A Florida law to expand student-athlete rights is scheduled to take effect this summer, and the California measure that in 2019 jump-started the N.C.A.A.’s debate is currently planned to come into force in 2023. (The author of the California measure has proposed having the state’s law take effect as early as Aug. 1 of this year, a month after the Florida statute.)
But in a four-page letter first reported by USA Today on Friday, Makan Delrahim, who oversees antitrust issues at the Justice Department, warned Emmert that the government wanted to ensure that any N.C.A.A. rules “will allow college athletes to benefit from robust competition for their talents.”
“College athletes, like any other American, deserve competition on and off the field,” said Delrahim, the assistant attorney general to whom Emmert wrote on Saturday.
In an interview on Saturday night, Emmert repeatedly expressed frustration and described the Justice Department’s move, which he said had stunned N.C.A.A. officials, as a “massive monkey wrench” that eviscerated months of careful planning.
“We were right on the cusp of making some really, really important changes to provide some much-needed flexibility and, all of a sudden, now we’ve got to pause,” said Emmert, who nevertheless vowed that the N.C.A.A. would ultimately change its rules.
“We just have to use whatever time it takes to sort this out” with the government, he said.
Even before the Justice Department aired its misgivings, some of the most influential figures in college sports, including Greg Sankey, the commissioner of the Southeastern Conference, had suggested that N.C.A.A. officials consider delaying votes on the subject.
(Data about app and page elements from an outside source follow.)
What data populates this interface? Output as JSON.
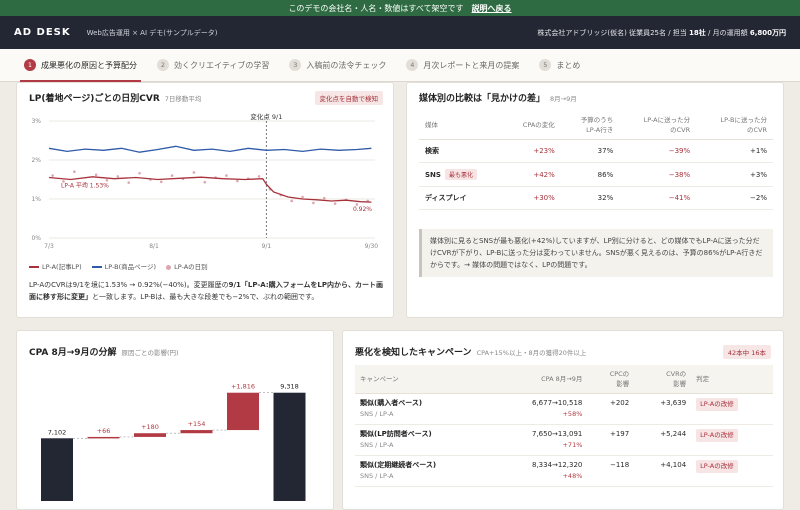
{
  "banner": {
    "text": "このデモの会社名・人名・数値はすべて架空です",
    "link": "説明へ戻る"
  },
  "app": {
    "brand": "AD DESK",
    "subtitle": "Web広告運用 × AI デモ(サンプルデータ)",
    "org_prefix": "株式会社アドブリッジ(仮名) 従業員25名 / 担当 ",
    "org_clients": "18社",
    "org_mid": " / 月の運用額 ",
    "org_budget": "6,800万円"
  },
  "tabs": [
    {
      "num": "1",
      "label": "成果悪化の原因と予算配分"
    },
    {
      "num": "2",
      "label": "効くクリエイティブの学習"
    },
    {
      "num": "3",
      "label": "入稿前の法令チェック"
    },
    {
      "num": "4",
      "label": "月次レポートと来月の提案"
    },
    {
      "num": "5",
      "label": "まとめ"
    }
  ],
  "cvr_card": {
    "title": "LP(着地ページ)ごとの日別CVR",
    "note": "7日移動平均",
    "badge": "変化点を自動で検知",
    "change_label": "変化点 9/1",
    "avg_label": "LP-A 平均 1.53%",
    "end_label": "0.92%",
    "legend": [
      "LP-A(記事LP)",
      "LP-B(商品ページ)",
      "LP-Aの日別"
    ],
    "text1": "LP-AのCVRは9/1を境に1.53% → 0.92%(−40%)。変更履歴の",
    "text_bold": "9/1「LP-A:購入フォームをLP内から、カート画面に移す形に変更」",
    "text2": "と一致します。LP-Bは、最も大きな段差でも−2%で、ぶれの範囲です。"
  },
  "chart_data": {
    "type": "line",
    "title": "LP(着地ページ)ごとの日別CVR",
    "ylabel": "CVR",
    "y_ticks": [
      "3%",
      "2%",
      "1%",
      "0%"
    ],
    "x_ticks": [
      "7/3",
      "8/1",
      "9/1",
      "9/30"
    ],
    "ylim": [
      0,
      3
    ],
    "x_days": [
      0,
      90
    ],
    "x_tick_days": [
      0,
      29,
      60,
      89
    ],
    "change_day": 60,
    "grid": true,
    "legend_position": "bottom",
    "series": [
      {
        "name": "LP-A(記事LP)",
        "color": "#a8323c",
        "x": [
          0,
          6,
          12,
          18,
          24,
          30,
          36,
          42,
          48,
          54,
          59,
          60,
          62,
          66,
          70,
          74,
          78,
          82,
          86,
          89
        ],
        "y": [
          1.55,
          1.5,
          1.57,
          1.52,
          1.55,
          1.5,
          1.53,
          1.56,
          1.52,
          1.5,
          1.52,
          1.38,
          1.18,
          1.05,
          1.0,
          0.98,
          0.95,
          0.97,
          0.93,
          0.92
        ]
      },
      {
        "name": "LP-B(商品ページ)",
        "color": "#2e5aa8",
        "x": [
          0,
          5,
          10,
          15,
          20,
          25,
          30,
          35,
          40,
          45,
          50,
          55,
          60,
          65,
          70,
          75,
          80,
          85,
          89
        ],
        "y": [
          2.3,
          2.22,
          2.28,
          2.25,
          2.3,
          2.2,
          2.27,
          2.35,
          2.25,
          2.28,
          2.22,
          2.3,
          2.25,
          2.27,
          2.22,
          2.28,
          2.25,
          2.27,
          2.3
        ]
      }
    ],
    "scatter": {
      "name": "LP-Aの日別",
      "color": "#dba7ad",
      "x": [
        1,
        4,
        7,
        10,
        13,
        16,
        19,
        22,
        25,
        28,
        31,
        34,
        37,
        40,
        43,
        46,
        49,
        52,
        55,
        58,
        61,
        64,
        67,
        70,
        73,
        76,
        79,
        82,
        85,
        88
      ],
      "y": [
        1.6,
        1.45,
        1.7,
        1.4,
        1.62,
        1.48,
        1.58,
        1.42,
        1.66,
        1.5,
        1.44,
        1.6,
        1.52,
        1.68,
        1.43,
        1.55,
        1.6,
        1.46,
        1.52,
        1.58,
        1.25,
        1.1,
        0.95,
        1.05,
        0.9,
        1.02,
        0.88,
        0.98,
        0.86,
        0.95
      ]
    }
  },
  "media_card": {
    "title": "媒体別の比較は「見かけの差」",
    "note": "8月→9月",
    "headers": [
      "媒体",
      "CPAの変化",
      "予算のうち\nLP-A行き",
      "LP-Aに送った分\nのCVR",
      "LP-Bに送った分\nのCVR"
    ],
    "rows": [
      {
        "name": "検索",
        "tag": "",
        "cpa": "+23%",
        "share": "37%",
        "cvr_a": "−39%",
        "cvr_b": "+1%"
      },
      {
        "name": "SNS",
        "tag": "最も悪化",
        "cpa": "+42%",
        "share": "86%",
        "cvr_a": "−38%",
        "cvr_b": "+3%"
      },
      {
        "name": "ディスプレイ",
        "tag": "",
        "cpa": "+30%",
        "share": "32%",
        "cvr_a": "−41%",
        "cvr_b": "−2%"
      }
    ],
    "quote": "媒体別に見るとSNSが最も悪化(+42%)していますが、LP別に分けると、どの媒体でもLP-Aに送った分だけCVRが下がり、LP-Bに送った分は変わっていません。SNSが悪く見えるのは、予算の86%がLP-A行きだからです。→ 媒体の問題ではなく、LPの問題です。"
  },
  "waterfall_card": {
    "title": "CPA 8月→9月の分解",
    "note": "原因ごとの影響(円)",
    "labels": [
      "7,102",
      "+66",
      "+180",
      "+154",
      "+1,816",
      "9,318"
    ],
    "values": [
      7102,
      66,
      180,
      154,
      1816,
      9318
    ]
  },
  "campaign_card": {
    "title": "悪化を検知したキャンペーン",
    "note": "CPA+15%以上・8月の獲得20件以上",
    "badge": "42本中 16本",
    "headers": [
      "キャンペーン",
      "CPA 8月→9月",
      "CPCの\n影響",
      "CVRの\n影響",
      "判定"
    ],
    "rows": [
      {
        "name": "類似(購入者ベース)",
        "sub": "SNS / LP-A",
        "cpa": "6,677→10,518",
        "pct": "+58%",
        "cpc": "+202",
        "cvr": "+3,639",
        "verdict": "LP-Aの改修"
      },
      {
        "name": "類似(LP訪問者ベース)",
        "sub": "SNS / LP-A",
        "cpa": "7,650→13,091",
        "pct": "+71%",
        "cpc": "+197",
        "cvr": "+5,244",
        "verdict": "LP-Aの改修"
      },
      {
        "name": "類似(定期継続者ベース)",
        "sub": "SNS / LP-A",
        "cpa": "8,334→12,320",
        "pct": "+48%",
        "cpc": "−118",
        "cvr": "+4,104",
        "verdict": "LP-Aの改修"
      }
    ]
  }
}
Recent and imminent machinations in Washington, they reasoned, could reshuffle the debate once more.
Perhaps most crucially, the United States Supreme Court recently agreed to hear the association’s appeal in an antitrust case related to benefits for student-athletes. The shifting balance of power in Washington is also certain to affect deliberations over a possible federal law governing college athletics.
Senator Cory Booker, Democrat of New Jersey, for instance, in December announced a proposal to give student-athletes a share of the profits in moneymaking sports like basketball and football. A Republican-led bill that surfaced in the Senate last year would have granted the N.C.A.A. an antitrust exemption.
But for all of the bubbling interest in Washington — and college sports issues have bubbled for years in the capital — it is not clear how urgently either the House or Senate will consider any of the measures, much less advance them.
Although name, image and likeness issues have drawn the most consistent attention from government officials, Emmert also recommended delaying consideration of a plan to drop a one-year wait time and allow athletes in five sports — baseball, basketball, football and men’s ice hockey — to play immediately after transferring between schools. The plan, supporters contend, would “create a uniform, equitable approach to transfer eligibility in all sports.”
Although Delrahim said the Justice Department supported the push to change the one-year rule, he voiced misgivings about other existing parts of the transfer policy and worried that they would “unreasonably deter students from entering the transfer process” if they remained in place.